Paying only the monthly minimum: Many Americans make the mistake of paying only the minimum amount owed on their credit card on a monthly basis. Paying only the monthly minimums can add years to the amount of time it takes to pay down your debt completely. A majority of your minimum monthly payment goes towards paying down the monthly finance charge on your card, leaving little towards actually paying down the actual balance of the card. Paying even only double the monthly minimum can cut down on the time it takes to pay off a debt by a substantial amount.
Late Fees: Missing even one credit card payment can be extremely detrimental to paying down your debt. Many credit card companies charge a fee if your payment is made only one day after the due date. A tardy payment can also lead to an increase in your annual APR. A recent article on Forbes.com warns that “each time you are late the card issuer can reset your APR to the default APR or ceiling APR.” If you have signed up for a zero percent APR card, missing a payment can nullify your zero percent APR for the remainder of the deal.
Zero Percent Intro APR: These offers are often very attractive at first glance, but beware to read the fine print before signing up for one of these deals. According to the aforementioned article on Forbes.com, “most
0 percent APR offers are for balance transfers only. Any new purchases or cash advances will be subject to a much higher interest rate.” Often times the fact that new purchases or cash advances are subject to higher interest rates is not made highly visible unless you read through the entire disclaimer. Additionally, balance transfers to new credit cards often come with a transaction fee (usually 4%) which is automatically added to any transfer amounts. This means that the consumer is paying 4% just to move the money around – you might be getting 0% APR for six months, but you pay 4% upfront to get it. Making new purchases or using the card for cash advances can nullify any chance of utilizing the zero percent APR to more quickly pay down your debt. Remember to always read the fine print on any credit card offers.

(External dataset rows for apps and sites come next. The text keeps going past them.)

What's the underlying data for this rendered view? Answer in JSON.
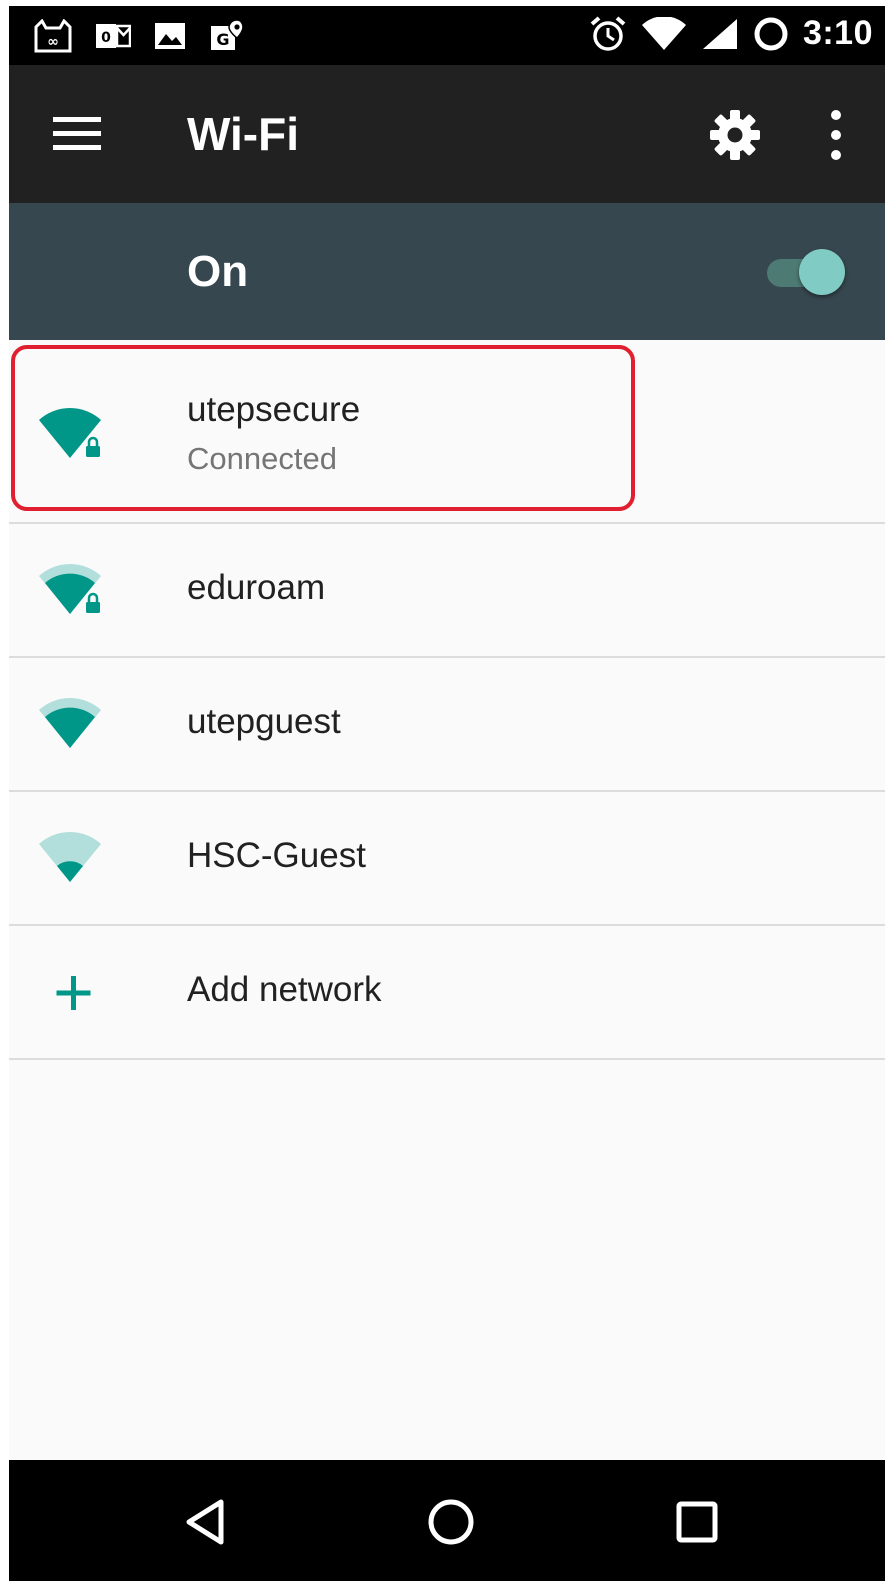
{
  "status_bar": {
    "clock": "3:10",
    "notification_icons": [
      "cat-app-icon",
      "outlook-icon",
      "image-icon",
      "maps-icon"
    ],
    "system_icons": [
      "alarm-icon",
      "wifi-signal-icon",
      "cell-signal-icon",
      "battery-circle-icon"
    ]
  },
  "toolbar": {
    "title": "Wi-Fi",
    "menu_icon": "hamburger-menu-icon",
    "settings_icon": "gear-icon",
    "overflow_icon": "more-vertical-icon"
  },
  "wifi_switch": {
    "label": "On",
    "state": "on"
  },
  "networks": [
    {
      "ssid": "utepsecure",
      "status": "Connected",
      "secured": true,
      "signal_level": 4
    },
    {
      "ssid": "eduroam",
      "status": "",
      "secured": true,
      "signal_level": 3
    },
    {
      "ssid": "utepguest",
      "status": "",
      "secured": false,
      "signal_level": 3
    },
    {
      "ssid": "HSC-Guest",
      "status": "",
      "secured": false,
      "signal_level": 1
    }
  ],
  "add_network": {
    "label": "Add network",
    "icon": "plus-icon"
  },
  "nav_bar": {
    "icons": [
      "back-icon",
      "home-icon",
      "recents-icon"
    ]
  },
  "colors": {
    "accent": "#009688",
    "accent_light": "#b2dfdb",
    "toolbar": "#212121",
    "switch_bar": "#37474f",
    "highlight": "#e02030"
  }
}
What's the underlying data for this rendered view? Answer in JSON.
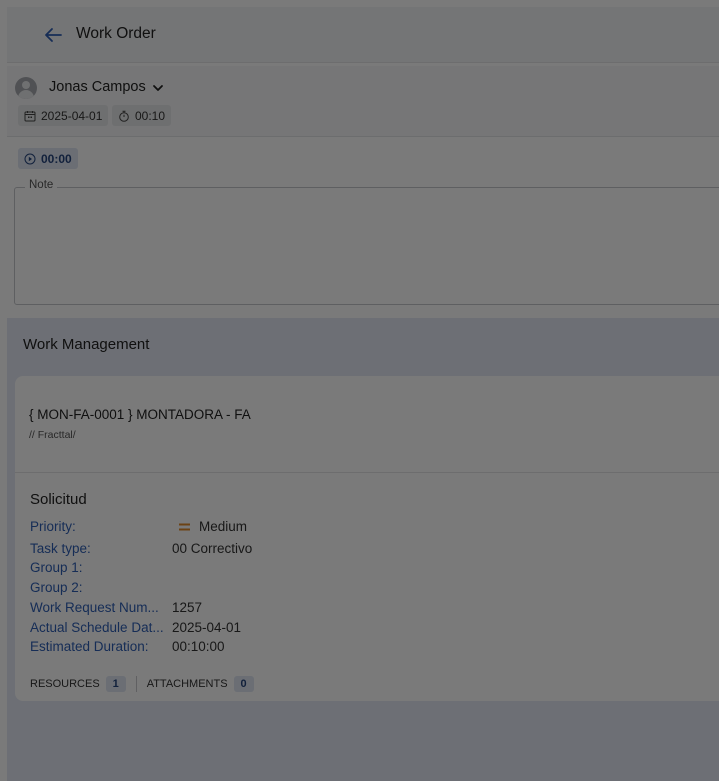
{
  "header": {
    "title": "Work Order",
    "back_icon": "arrow-left-icon"
  },
  "summary": {
    "user_name": "Jonas Campos",
    "date": "2025-04-01",
    "duration": "00:10"
  },
  "timer": {
    "value": "00:00"
  },
  "note": {
    "label": "Note",
    "value": ""
  },
  "work_management": {
    "title": "Work Management",
    "asset": {
      "title": "{ MON-FA-0001 } MONTADORA - FA",
      "path": "// Fracttal/"
    },
    "section_title": "Solicitud",
    "fields": {
      "priority": {
        "label": "Priority:",
        "value": "Medium"
      },
      "task_type": {
        "label": "Task type:",
        "value": "00 Correctivo"
      },
      "group1": {
        "label": "Group 1:",
        "value": ""
      },
      "group2": {
        "label": "Group 2:",
        "value": ""
      },
      "work_request": {
        "label": "Work Request Num...",
        "value": "1257"
      },
      "actual_schedule": {
        "label": "Actual Schedule Dat...",
        "value": "2025-04-01"
      },
      "estimated_duration": {
        "label": "Estimated Duration:",
        "value": "00:10:00"
      }
    },
    "footer": {
      "resources_label": "RESOURCES",
      "resources_count": "1",
      "attachments_label": "ATTACHMENTS",
      "attachments_count": "0"
    }
  },
  "colors": {
    "accent": "#2f5fb5",
    "priority_medium": "#e28a2b",
    "overlay": "rgba(0,0,0,0.52)"
  }
}
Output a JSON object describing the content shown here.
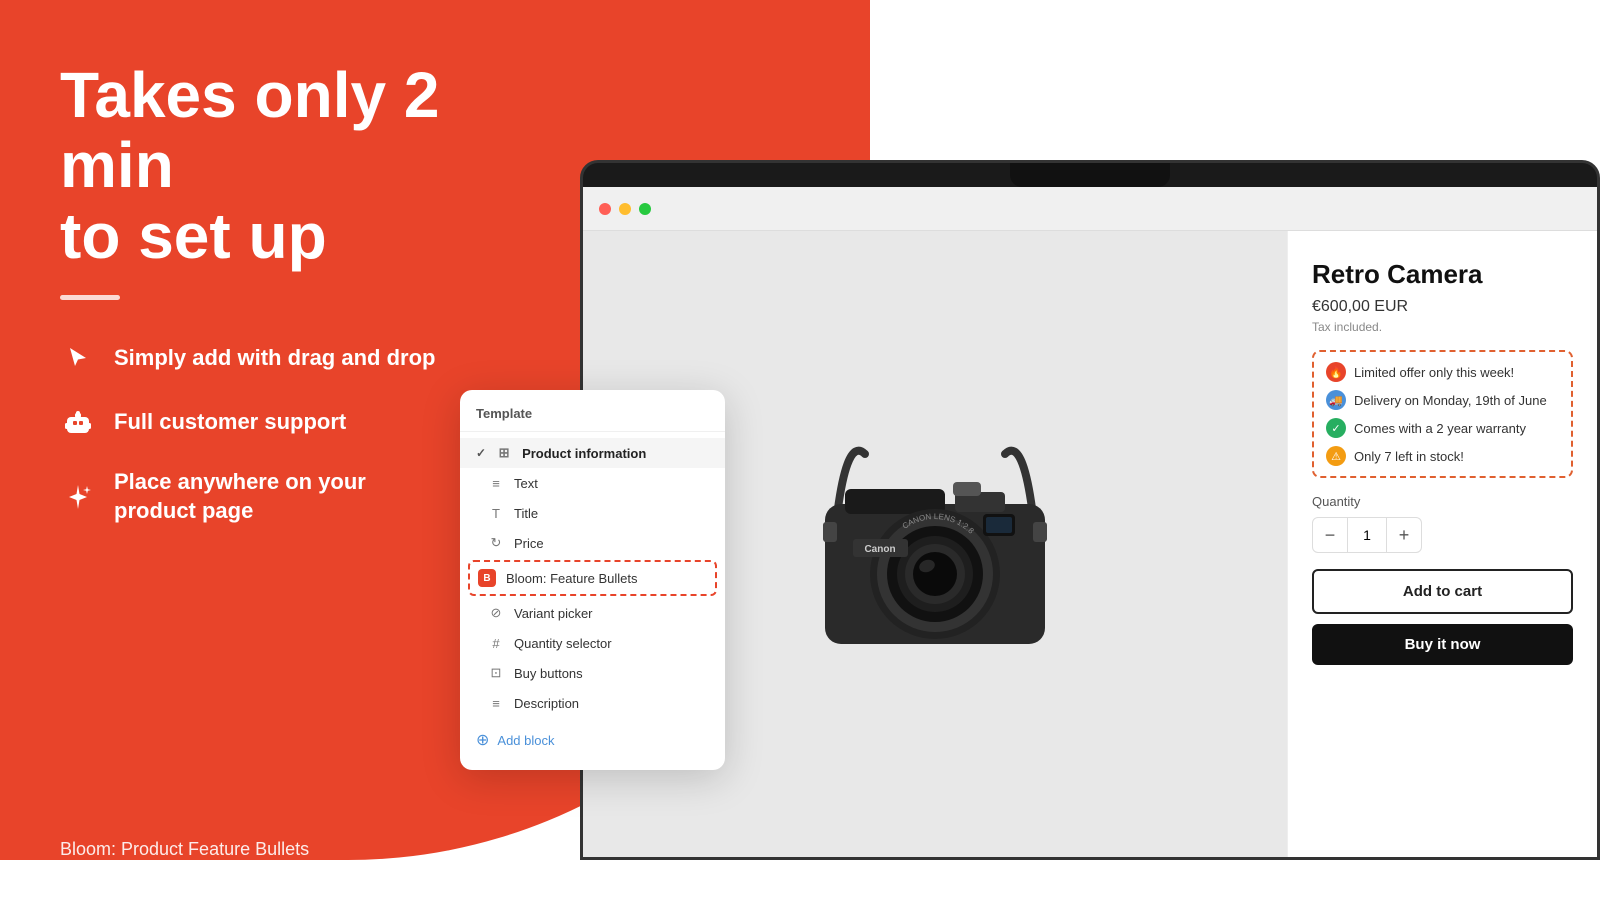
{
  "page": {
    "bg_color": "#E8442A"
  },
  "left": {
    "headline_line1": "Takes only 2 min",
    "headline_line2": "to set up",
    "features": [
      {
        "id": "drag-drop",
        "icon": "cursor",
        "text": "Simply add with drag and drop"
      },
      {
        "id": "support",
        "icon": "robot",
        "text": "Full customer support"
      },
      {
        "id": "place",
        "icon": "sparkle",
        "text": "Place anywhere on your product page"
      }
    ],
    "bottom_label": "Bloom: Product Feature Bullets"
  },
  "template_panel": {
    "title": "Template",
    "items": [
      {
        "id": "product-information",
        "icon": "grid",
        "label": "Product information",
        "active": true,
        "indent": false
      },
      {
        "id": "text",
        "icon": "lines",
        "label": "Text",
        "indent": true
      },
      {
        "id": "title",
        "icon": "T",
        "label": "Title",
        "indent": true
      },
      {
        "id": "price",
        "icon": "sync",
        "label": "Price",
        "indent": true
      },
      {
        "id": "bloom-feature",
        "icon": "B",
        "label": "Bloom: Feature Bullets",
        "highlighted": true,
        "indent": true
      },
      {
        "id": "variant-picker",
        "icon": "circle-slash",
        "label": "Variant picker",
        "indent": true
      },
      {
        "id": "quantity-selector",
        "icon": "hash",
        "label": "Quantity selector",
        "indent": true
      },
      {
        "id": "buy-buttons",
        "icon": "monitor",
        "label": "Buy buttons",
        "indent": true
      },
      {
        "id": "description",
        "icon": "lines",
        "label": "Description",
        "indent": true
      }
    ],
    "add_block_label": "Add block"
  },
  "product": {
    "title": "Retro Camera",
    "price": "€600,00 EUR",
    "tax_note": "Tax included.",
    "bullets": [
      {
        "id": "limited-offer",
        "icon": "fire",
        "color": "red",
        "text": "Limited offer only this week!"
      },
      {
        "id": "delivery",
        "icon": "truck",
        "color": "blue",
        "text": "Delivery on Monday, 19th of June"
      },
      {
        "id": "warranty",
        "icon": "check",
        "color": "green",
        "text": "Comes with a 2 year warranty"
      },
      {
        "id": "stock",
        "icon": "warning",
        "color": "orange",
        "text": "Only 7 left in stock!"
      }
    ],
    "quantity_label": "Quantity",
    "quantity_value": "1",
    "quantity_minus": "−",
    "quantity_plus": "+",
    "add_to_cart": "Add to cart",
    "buy_now": "Buy it now"
  },
  "browser": {
    "dot_colors": [
      "#FF5F56",
      "#FFBD2E",
      "#27C93F"
    ]
  }
}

Fixed Rates: A fixed rate credit card, as opposed to a variable rate credit card, is enticing to a credit card holder because it ensures you that you will be notified in advance if there is a change in your annual APR. However, this does not mean that your rates cannot be changed. The credit card company can still change the interest rate at any time, and for any reason they see fit. Most cards are attached to the “Prime Rate” (currently at 3.25%). This means that banks and credit card issuers will charge a “fixed rate plus prime”. If the prime rate goes up, so does your interest rate.
Inactivity/Annual Fees: Inactivity and annual fees (also known as membership fees) are fees that the credit card companies charge simply for holding the card. These fees can be a set amount determined for a yearly
basis, or a set percentage of the total credit limit on the card. Many times companies will offer a “No Annual Fees” promotion to bring in new customers. This offer is usually only for a set period of time, not for the entire period you hold the card. In addition, if you do not spend enough on a card over a specific period of time, card companies can also charge inactivity fees, which vary from company to company.